### [Description of the task]
Every record below must be retyped exactly, with the pictures left out.

Provided material section start

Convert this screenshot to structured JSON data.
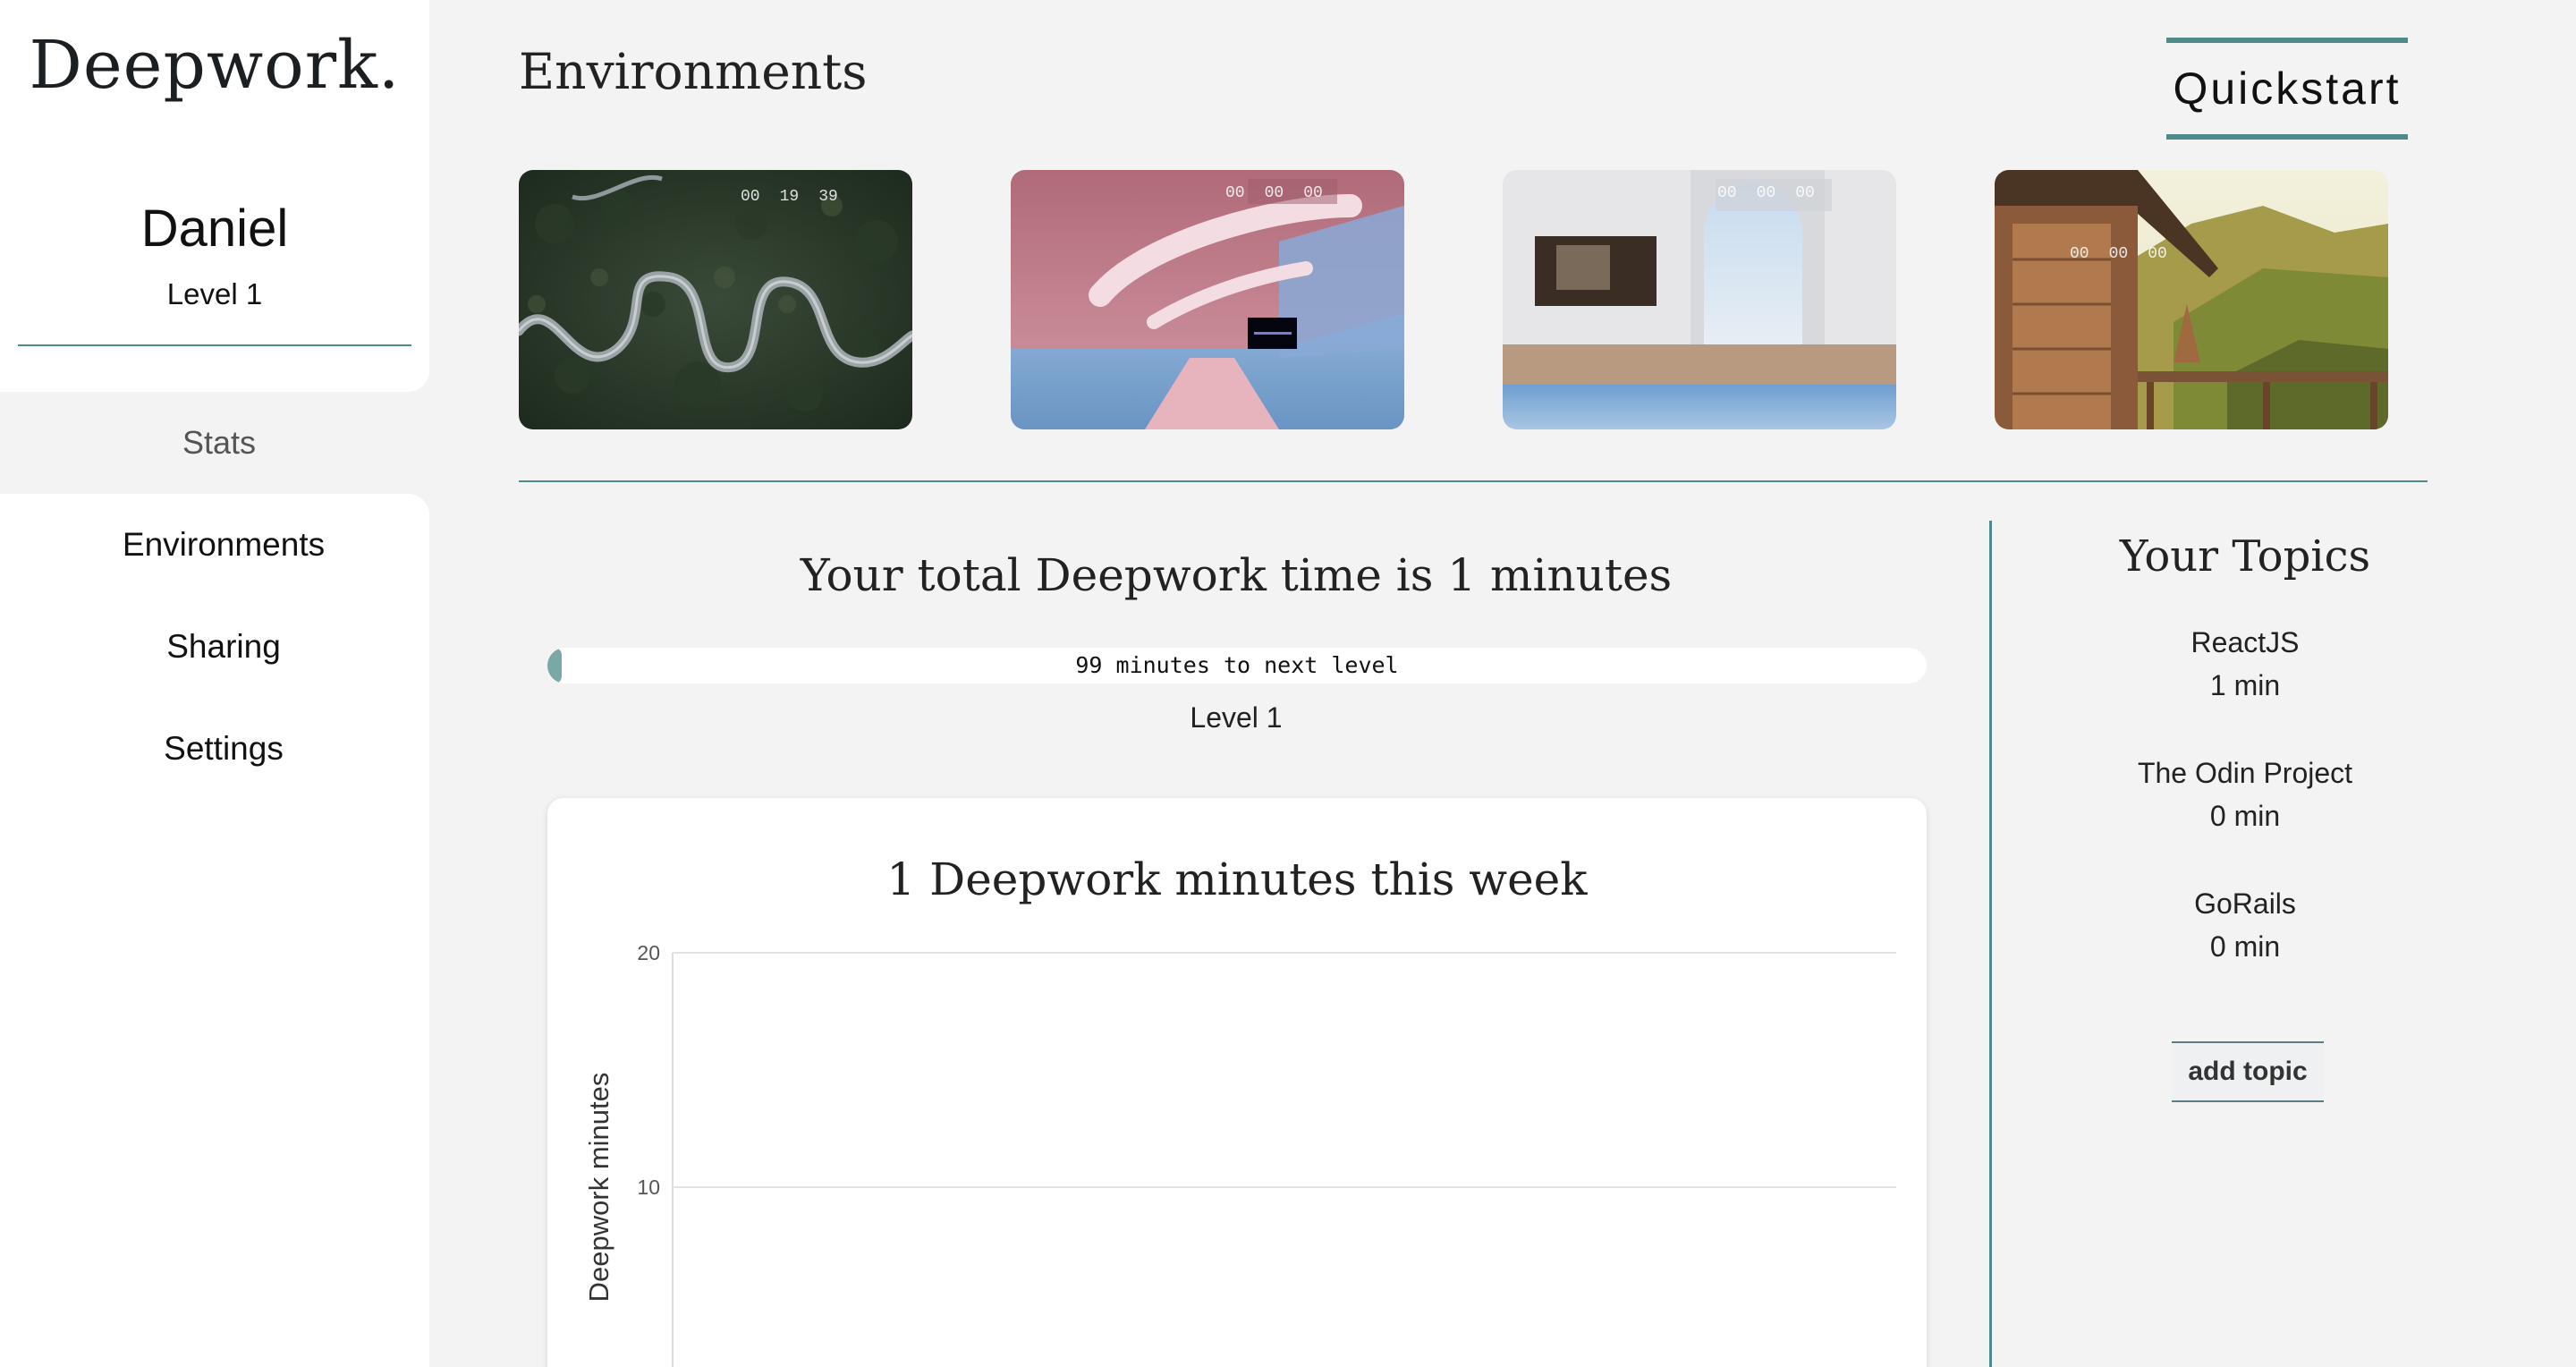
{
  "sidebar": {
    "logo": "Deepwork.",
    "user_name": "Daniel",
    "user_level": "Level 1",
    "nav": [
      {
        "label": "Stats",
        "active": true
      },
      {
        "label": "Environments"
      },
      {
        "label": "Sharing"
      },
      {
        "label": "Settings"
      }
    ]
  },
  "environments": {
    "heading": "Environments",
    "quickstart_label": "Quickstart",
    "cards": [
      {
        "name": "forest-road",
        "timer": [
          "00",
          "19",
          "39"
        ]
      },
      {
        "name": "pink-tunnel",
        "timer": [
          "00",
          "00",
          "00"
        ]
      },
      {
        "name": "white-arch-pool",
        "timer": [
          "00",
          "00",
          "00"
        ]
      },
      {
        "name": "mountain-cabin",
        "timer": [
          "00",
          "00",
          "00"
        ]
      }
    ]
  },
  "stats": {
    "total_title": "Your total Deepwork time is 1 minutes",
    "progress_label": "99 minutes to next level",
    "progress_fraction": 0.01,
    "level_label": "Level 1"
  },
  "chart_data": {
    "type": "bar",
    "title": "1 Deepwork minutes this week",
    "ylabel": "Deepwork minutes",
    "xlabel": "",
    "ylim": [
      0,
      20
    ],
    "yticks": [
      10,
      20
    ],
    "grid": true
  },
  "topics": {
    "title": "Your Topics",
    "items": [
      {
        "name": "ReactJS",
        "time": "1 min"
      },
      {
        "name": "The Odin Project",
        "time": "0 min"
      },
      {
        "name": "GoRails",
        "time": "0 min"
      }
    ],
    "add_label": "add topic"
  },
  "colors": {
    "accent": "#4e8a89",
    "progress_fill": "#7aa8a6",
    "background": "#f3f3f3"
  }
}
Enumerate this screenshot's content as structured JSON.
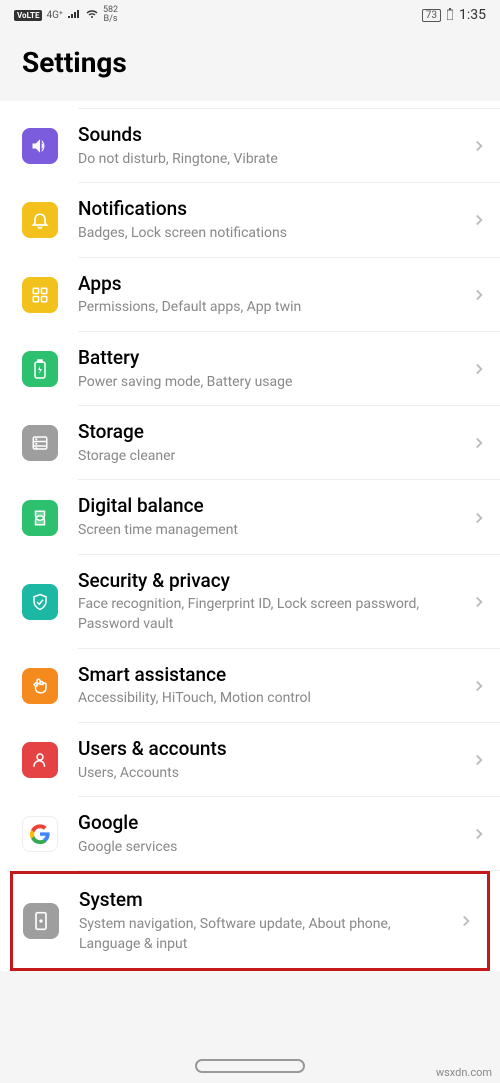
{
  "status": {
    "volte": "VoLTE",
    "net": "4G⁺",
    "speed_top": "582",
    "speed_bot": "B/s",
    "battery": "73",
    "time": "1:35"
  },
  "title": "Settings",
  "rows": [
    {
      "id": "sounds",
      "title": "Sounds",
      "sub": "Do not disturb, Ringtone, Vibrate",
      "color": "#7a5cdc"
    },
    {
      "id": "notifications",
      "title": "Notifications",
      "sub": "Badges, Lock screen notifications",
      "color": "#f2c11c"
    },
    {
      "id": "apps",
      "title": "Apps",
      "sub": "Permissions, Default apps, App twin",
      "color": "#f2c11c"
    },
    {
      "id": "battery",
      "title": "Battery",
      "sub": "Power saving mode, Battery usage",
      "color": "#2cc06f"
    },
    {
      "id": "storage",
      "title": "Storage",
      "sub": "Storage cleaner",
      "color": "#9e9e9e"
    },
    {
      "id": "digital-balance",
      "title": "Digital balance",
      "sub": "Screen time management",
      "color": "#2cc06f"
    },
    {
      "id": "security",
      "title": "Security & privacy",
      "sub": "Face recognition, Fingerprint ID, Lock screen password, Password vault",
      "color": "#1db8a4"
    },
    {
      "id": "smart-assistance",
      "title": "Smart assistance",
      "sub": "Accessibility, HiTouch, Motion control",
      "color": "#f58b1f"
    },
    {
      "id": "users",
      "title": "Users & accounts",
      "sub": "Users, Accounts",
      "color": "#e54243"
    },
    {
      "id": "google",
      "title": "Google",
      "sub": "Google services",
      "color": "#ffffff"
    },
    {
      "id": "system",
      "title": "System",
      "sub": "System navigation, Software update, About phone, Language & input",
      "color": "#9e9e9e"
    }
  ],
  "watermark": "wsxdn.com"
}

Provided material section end

### [Task solution]
Convert this screenshot to structured JSON data.
{
  "sidebar": {
    "logo": "Deepwork.",
    "user_name": "Daniel",
    "user_level": "Level 1",
    "nav": [
      {
        "label": "Stats",
        "active": true
      },
      {
        "label": "Environments"
      },
      {
        "label": "Sharing"
      },
      {
        "label": "Settings"
      }
    ]
  },
  "environments": {
    "heading": "Environments",
    "quickstart_label": "Quickstart",
    "cards": [
      {
        "name": "forest-road",
        "timer": [
          "00",
          "19",
          "39"
        ]
      },
      {
        "name": "pink-tunnel",
        "timer": [
          "00",
          "00",
          "00"
        ]
      },
      {
        "name": "white-arch-pool",
        "timer": [
          "00",
          "00",
          "00"
        ]
      },
      {
        "name": "mountain-cabin",
        "timer": [
          "00",
          "00",
          "00"
        ]
      }
    ]
  },
  "stats": {
    "total_title": "Your total Deepwork time is 1 minutes",
    "progress_label": "99 minutes to next level",
    "progress_fraction": 0.01,
    "level_label": "Level 1"
  },
  "chart_data": {
    "type": "bar",
    "title": "1 Deepwork minutes this week",
    "ylabel": "Deepwork minutes",
    "xlabel": "",
    "ylim": [
      0,
      20
    ],
    "yticks": [
      10,
      20
    ],
    "grid": true
  },
  "topics": {
    "title": "Your Topics",
    "items": [
      {
        "name": "ReactJS",
        "time": "1 min"
      },
      {
        "name": "The Odin Project",
        "time": "0 min"
      },
      {
        "name": "GoRails",
        "time": "0 min"
      }
    ],
    "add_label": "add topic"
  },
  "colors": {
    "accent": "#4e8a89",
    "progress_fill": "#7aa8a6",
    "background": "#f3f3f3"
  }
}
Enumerate this screenshot's content as structured JSON.
{
  "status": {
    "volte": "VoLTE",
    "net": "4G⁺",
    "speed_top": "582",
    "speed_bot": "B/s",
    "battery": "73",
    "time": "1:35"
  },
  "title": "Settings",
  "rows": [
    {
      "id": "sounds",
      "title": "Sounds",
      "sub": "Do not disturb, Ringtone, Vibrate",
      "color": "#7a5cdc"
    },
    {
      "id": "notifications",
      "title": "Notifications",
      "sub": "Badges, Lock screen notifications",
      "color": "#f2c11c"
    },
    {
      "id": "apps",
      "title": "Apps",
      "sub": "Permissions, Default apps, App twin",
      "color": "#f2c11c"
    },
    {
      "id": "battery",
      "title": "Battery",
      "sub": "Power saving mode, Battery usage",
      "color": "#2cc06f"
    },
    {
      "id": "storage",
      "title": "Storage",
      "sub": "Storage cleaner",
      "color": "#9e9e9e"
    },
    {
      "id": "digital-balance",
      "title": "Digital balance",
      "sub": "Screen time management",
      "color": "#2cc06f"
    },
    {
      "id": "security",
      "title": "Security & privacy",
      "sub": "Face recognition, Fingerprint ID, Lock screen password, Password vault",
      "color": "#1db8a4"
    },
    {
      "id": "smart-assistance",
      "title": "Smart assistance",
      "sub": "Accessibility, HiTouch, Motion control",
      "color": "#f58b1f"
    },
    {
      "id": "users",
      "title": "Users & accounts",
      "sub": "Users, Accounts",
      "color": "#e54243"
    },
    {
      "id": "google",
      "title": "Google",
      "sub": "Google services",
      "color": "#ffffff"
    },
    {
      "id": "system",
      "title": "System",
      "sub": "System navigation, Software update, About phone, Language & input",
      "color": "#9e9e9e"
    }
  ],
  "watermark": "wsxdn.com"
}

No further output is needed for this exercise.